▼
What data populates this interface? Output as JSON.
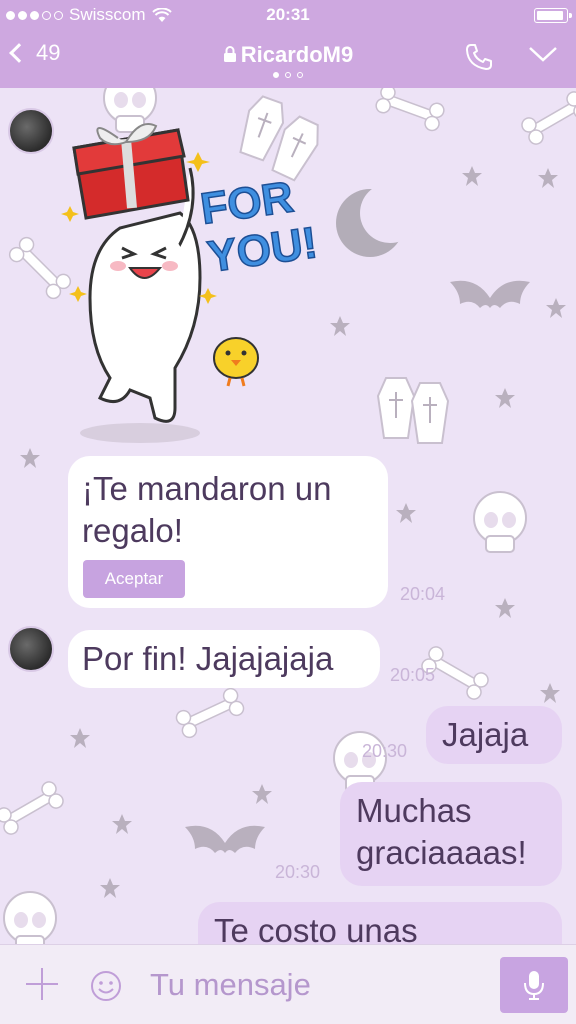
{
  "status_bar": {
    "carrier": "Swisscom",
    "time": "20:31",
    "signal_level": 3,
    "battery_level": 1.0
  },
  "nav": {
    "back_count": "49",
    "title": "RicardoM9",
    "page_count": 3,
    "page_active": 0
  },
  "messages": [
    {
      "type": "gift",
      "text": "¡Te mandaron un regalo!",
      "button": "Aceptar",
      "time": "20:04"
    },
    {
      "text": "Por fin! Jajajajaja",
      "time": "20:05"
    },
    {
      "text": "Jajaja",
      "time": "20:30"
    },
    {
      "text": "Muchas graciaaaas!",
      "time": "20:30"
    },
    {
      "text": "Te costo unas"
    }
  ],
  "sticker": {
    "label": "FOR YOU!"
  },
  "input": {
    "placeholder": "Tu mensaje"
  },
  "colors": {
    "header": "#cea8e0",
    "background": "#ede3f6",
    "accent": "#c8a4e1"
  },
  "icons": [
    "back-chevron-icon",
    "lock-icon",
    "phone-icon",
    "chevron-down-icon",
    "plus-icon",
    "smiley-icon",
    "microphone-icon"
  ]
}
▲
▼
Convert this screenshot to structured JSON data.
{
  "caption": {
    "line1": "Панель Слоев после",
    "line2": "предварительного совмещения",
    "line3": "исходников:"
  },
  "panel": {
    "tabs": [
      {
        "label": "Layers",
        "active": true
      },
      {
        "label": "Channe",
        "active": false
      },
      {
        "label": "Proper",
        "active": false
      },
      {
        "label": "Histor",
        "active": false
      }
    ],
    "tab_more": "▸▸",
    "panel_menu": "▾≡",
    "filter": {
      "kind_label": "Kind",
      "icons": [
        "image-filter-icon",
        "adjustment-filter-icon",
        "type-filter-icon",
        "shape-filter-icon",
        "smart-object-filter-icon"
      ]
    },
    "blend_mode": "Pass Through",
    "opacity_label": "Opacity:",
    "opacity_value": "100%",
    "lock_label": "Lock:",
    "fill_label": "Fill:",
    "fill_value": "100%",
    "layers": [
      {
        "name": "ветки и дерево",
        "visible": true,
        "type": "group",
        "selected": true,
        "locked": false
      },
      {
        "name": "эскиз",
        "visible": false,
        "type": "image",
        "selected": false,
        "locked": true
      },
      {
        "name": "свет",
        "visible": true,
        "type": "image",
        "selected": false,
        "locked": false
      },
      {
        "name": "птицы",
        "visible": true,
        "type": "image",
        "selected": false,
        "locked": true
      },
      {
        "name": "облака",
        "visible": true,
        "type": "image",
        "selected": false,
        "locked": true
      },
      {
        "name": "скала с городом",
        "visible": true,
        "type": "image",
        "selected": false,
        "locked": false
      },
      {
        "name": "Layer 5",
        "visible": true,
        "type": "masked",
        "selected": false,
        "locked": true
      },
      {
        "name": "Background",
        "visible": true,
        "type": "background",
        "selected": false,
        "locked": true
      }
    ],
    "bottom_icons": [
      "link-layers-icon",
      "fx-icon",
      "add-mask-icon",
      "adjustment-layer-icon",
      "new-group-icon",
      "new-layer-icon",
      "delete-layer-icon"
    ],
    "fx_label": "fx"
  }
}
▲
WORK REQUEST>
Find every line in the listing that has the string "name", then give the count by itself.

SOLVED EXERCISE>
8